    I have had it before, when I recorded my voice on my multimedia phone. The audio format was WAV and after my recording of two minutes the file was only 140kb large. I later recorded a radio programme( from the phone’s in-built radio) and after about 20minutes of recording, the file was about 2 MB.
    When I looked at the file properties on a computer, I saw 32kbps. What is kbps and is it not the same as Hz ? How do I determine the kbps in Audacity ?

This is a summary. I will give more details if necessary. But the most important thing is that I want extremely small Wave files.

Why do you want very small WAV files (as opposed to some other format)?

For WAV files, the bit rate = (bit depth) x (sample rate) x (number of channels). So for a recording with a 44100 Hz sample rate, 2 channels (stereo) and 16-bit depth: 44100 x 2 x 16 = 1411200 bits per second, or, 1411.2 kbps. All three variables in parentheses affect the file size. On the other hand for compressed files like MP3, the bit rate is the main determinant of file size (for MP3, increasing the sample rate doesn’t increase the file size).

The WAV format is usually not the best format to use if you want smaller file sizes.
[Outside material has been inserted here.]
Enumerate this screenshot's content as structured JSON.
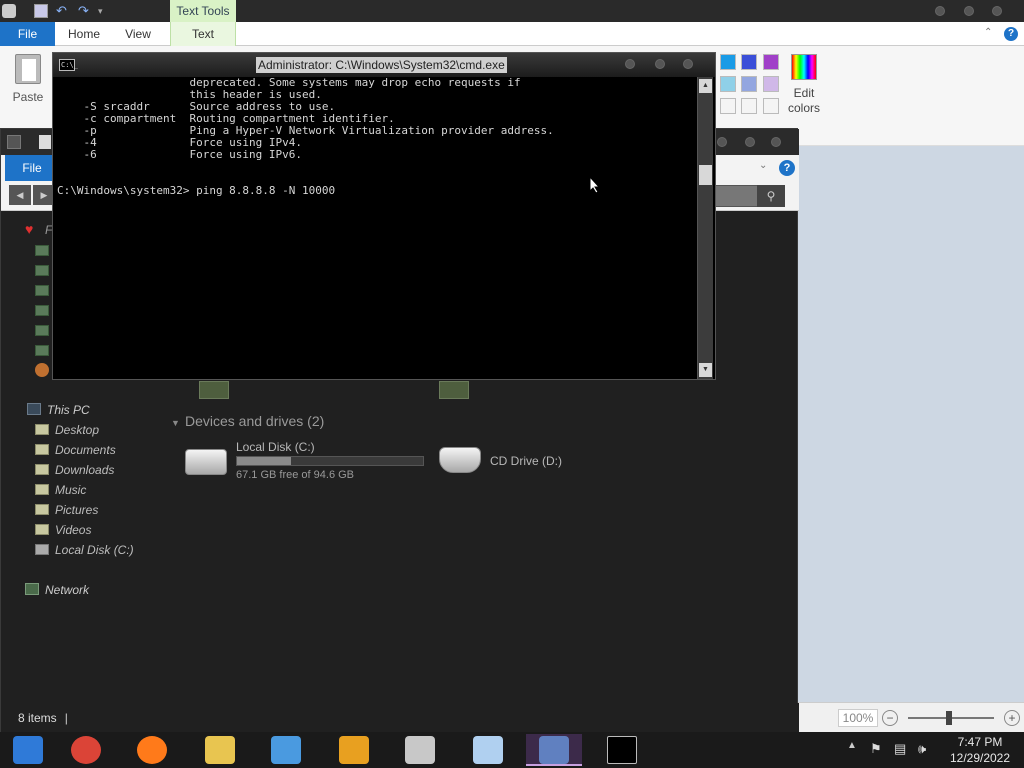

For WAV files that you can produce in Audacity 1.2 (if that’s what you are using), and if you want to retain 44100 Hz so as to retain the higher frequencies, you won’t get below about 1 MB for 2 minutes (mono). You can do that using GSM 6.10 (a codec for mobile phone use). Using ADPCM encoding - which is 4-bit as opposed to 16-bit for uncompressed PCM WAV, hence the smaller file size - a 2 minute mono file at 44100 Hz will be around 2.5 MB. That’s a little larger than a 128 kbps MP3 would be. It may sound near-identical to PCM WAV, and may sound “better” than the MP3.

All the other compressed WAV formats like GSM will sound a lot worse than PCM WAV, and probably a good deal worse than MP3. If you want to try these formats in Audacity 1.2, they are in the File Formats tab of Preferences at “Uncompressed export format”.

If you have a 2 minute “WAV” that is “140 kb”, it probably isn’t a WAV codec of any sort. It is probably some strongly compressed codec like MP3 or Speex at a very low bit rate, placed inside a WAV container. You can’t produce a file like that in Audacity 1.2. You have to use Audacity 1.3, install FFmpeg then export using Custom FFmpeg Export. Note that if you use that option, some combinations of formats and codecs may produce null files, either due to failings in FFmpeg or in Audacity.


Thank you for your reply, Gale.
I want to make computer games and I want my audio files to be as small as possible to save disk space and memory. I learned that WAV is a good quality format but can be very big. So I seek ways to use it while keeping it small.
Are there any other high-quality audio formats( except mp3) that do not eat much space ?
If you are interested in making PC games for Windows , use the program Game Maker. You are allowed to sell the games you create.
Bye and waiting for more information.

There is FLAC (lossless, circa 4 MB per minute stereo). There is OGG and AAC (M4A) - both those are lossy, and a similar size to MP3 (but slightly better quality for the same file size). If I were you I would use ADPCM WAV or MP3, which are of similar size if the audio is mono, ADPCM just over double the size of MP3 if stereo. With those two formats you will be guaranteed compatibility with Windows. If you think the small files you mentioned sound good enough in gaming headphones, open them in iTunes or Windows Media Player (or in Explorer, right-click over the file > Properties) to find out what the format and codec is.